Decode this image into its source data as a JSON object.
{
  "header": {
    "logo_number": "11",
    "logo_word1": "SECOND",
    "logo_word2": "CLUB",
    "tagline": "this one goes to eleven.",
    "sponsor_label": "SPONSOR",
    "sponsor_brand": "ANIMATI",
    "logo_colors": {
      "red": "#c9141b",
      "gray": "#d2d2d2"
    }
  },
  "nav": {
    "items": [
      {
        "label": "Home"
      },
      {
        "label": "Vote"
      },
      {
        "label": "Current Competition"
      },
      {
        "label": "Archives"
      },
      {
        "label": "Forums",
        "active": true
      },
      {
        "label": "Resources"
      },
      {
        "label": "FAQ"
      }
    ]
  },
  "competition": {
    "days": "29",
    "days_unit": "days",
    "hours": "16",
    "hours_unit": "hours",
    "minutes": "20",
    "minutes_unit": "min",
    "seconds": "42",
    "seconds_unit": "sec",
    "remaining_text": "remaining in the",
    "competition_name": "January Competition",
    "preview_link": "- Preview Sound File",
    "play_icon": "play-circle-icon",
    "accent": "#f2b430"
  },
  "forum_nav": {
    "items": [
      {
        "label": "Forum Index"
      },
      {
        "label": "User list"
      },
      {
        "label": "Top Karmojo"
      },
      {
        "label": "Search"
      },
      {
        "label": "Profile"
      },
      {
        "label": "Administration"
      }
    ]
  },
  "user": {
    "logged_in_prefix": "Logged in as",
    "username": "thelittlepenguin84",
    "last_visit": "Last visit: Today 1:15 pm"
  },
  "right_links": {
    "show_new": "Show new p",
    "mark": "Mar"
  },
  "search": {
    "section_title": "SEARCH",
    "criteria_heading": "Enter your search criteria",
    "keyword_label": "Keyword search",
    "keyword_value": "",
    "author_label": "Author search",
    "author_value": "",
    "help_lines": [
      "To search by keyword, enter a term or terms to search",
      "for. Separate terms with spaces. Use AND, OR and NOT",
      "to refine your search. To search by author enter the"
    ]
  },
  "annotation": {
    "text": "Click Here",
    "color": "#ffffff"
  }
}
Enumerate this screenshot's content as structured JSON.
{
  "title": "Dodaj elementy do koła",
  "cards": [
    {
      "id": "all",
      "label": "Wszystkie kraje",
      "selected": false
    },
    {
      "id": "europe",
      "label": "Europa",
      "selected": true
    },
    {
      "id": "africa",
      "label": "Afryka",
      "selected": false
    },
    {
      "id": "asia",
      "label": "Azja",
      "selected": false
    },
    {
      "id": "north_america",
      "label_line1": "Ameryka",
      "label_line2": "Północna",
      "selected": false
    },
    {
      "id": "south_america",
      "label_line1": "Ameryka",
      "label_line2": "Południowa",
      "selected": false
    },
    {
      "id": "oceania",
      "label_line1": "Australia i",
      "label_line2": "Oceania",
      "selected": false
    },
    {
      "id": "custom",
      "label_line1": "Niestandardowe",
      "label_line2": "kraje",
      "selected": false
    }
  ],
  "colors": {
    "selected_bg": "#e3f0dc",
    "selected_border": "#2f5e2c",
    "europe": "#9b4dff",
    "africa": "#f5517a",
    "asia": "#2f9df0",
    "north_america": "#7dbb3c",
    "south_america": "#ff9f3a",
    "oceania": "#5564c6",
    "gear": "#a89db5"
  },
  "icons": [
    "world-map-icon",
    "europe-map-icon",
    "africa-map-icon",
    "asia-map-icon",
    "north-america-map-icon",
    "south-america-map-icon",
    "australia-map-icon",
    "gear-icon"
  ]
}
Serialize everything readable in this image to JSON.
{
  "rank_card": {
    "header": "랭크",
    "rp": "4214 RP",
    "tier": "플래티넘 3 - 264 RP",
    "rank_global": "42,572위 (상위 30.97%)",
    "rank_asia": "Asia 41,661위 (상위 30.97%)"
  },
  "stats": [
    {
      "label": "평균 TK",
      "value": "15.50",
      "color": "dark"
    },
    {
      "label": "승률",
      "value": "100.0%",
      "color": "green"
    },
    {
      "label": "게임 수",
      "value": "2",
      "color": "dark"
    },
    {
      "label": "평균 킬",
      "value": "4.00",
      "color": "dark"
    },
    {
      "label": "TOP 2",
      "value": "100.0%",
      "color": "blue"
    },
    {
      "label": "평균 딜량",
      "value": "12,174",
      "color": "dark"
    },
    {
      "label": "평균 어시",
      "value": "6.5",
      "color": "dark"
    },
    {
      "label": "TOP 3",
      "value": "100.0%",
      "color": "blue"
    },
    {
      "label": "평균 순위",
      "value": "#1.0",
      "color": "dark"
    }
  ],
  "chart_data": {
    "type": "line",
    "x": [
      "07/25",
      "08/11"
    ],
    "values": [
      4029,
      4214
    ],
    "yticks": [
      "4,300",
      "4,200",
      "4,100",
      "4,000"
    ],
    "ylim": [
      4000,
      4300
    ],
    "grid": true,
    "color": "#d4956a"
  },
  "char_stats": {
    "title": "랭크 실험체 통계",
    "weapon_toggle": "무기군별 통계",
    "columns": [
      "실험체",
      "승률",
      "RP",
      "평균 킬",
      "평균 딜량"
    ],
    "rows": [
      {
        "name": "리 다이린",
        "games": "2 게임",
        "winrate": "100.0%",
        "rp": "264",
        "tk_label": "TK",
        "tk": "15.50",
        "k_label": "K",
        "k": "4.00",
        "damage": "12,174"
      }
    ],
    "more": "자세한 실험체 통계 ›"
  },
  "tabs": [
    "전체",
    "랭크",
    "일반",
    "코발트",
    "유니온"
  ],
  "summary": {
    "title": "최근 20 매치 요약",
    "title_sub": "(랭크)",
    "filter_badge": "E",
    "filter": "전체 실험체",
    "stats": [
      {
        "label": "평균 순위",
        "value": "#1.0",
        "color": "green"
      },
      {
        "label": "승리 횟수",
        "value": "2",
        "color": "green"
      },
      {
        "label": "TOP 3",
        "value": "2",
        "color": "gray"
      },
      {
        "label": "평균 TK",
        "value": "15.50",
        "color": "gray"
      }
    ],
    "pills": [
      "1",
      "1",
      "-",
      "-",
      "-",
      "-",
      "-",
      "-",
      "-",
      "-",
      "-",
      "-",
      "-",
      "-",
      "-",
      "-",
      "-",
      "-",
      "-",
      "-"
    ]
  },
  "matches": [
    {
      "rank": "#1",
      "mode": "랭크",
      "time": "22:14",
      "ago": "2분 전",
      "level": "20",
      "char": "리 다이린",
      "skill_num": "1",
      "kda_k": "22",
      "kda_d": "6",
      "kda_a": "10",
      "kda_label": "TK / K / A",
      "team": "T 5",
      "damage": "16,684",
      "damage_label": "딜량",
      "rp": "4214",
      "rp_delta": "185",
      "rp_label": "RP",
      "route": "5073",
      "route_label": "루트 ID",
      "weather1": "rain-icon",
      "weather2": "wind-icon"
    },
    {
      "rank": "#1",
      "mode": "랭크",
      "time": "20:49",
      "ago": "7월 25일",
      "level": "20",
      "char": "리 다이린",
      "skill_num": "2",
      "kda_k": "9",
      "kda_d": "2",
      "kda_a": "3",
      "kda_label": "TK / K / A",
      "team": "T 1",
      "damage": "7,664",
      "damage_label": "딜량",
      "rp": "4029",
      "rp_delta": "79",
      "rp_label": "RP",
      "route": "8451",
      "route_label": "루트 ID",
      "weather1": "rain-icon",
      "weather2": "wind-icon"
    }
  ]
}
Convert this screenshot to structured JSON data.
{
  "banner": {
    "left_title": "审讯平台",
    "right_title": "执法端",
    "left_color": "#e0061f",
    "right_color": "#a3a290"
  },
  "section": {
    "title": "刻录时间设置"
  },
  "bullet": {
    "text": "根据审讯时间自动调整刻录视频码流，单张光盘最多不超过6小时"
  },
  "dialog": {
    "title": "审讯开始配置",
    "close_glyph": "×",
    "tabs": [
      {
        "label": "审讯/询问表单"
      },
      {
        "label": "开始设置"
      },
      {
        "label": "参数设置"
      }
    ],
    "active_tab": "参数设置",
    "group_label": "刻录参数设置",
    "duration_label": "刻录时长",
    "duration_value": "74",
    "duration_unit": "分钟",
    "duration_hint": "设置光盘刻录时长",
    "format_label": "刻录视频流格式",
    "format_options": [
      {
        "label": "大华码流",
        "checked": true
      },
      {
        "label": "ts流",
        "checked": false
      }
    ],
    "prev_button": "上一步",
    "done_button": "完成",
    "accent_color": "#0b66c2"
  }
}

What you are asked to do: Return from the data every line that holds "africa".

Answer space:
      "id": "africa",
    "africa": "#f5517a",
    "africa-map-icon",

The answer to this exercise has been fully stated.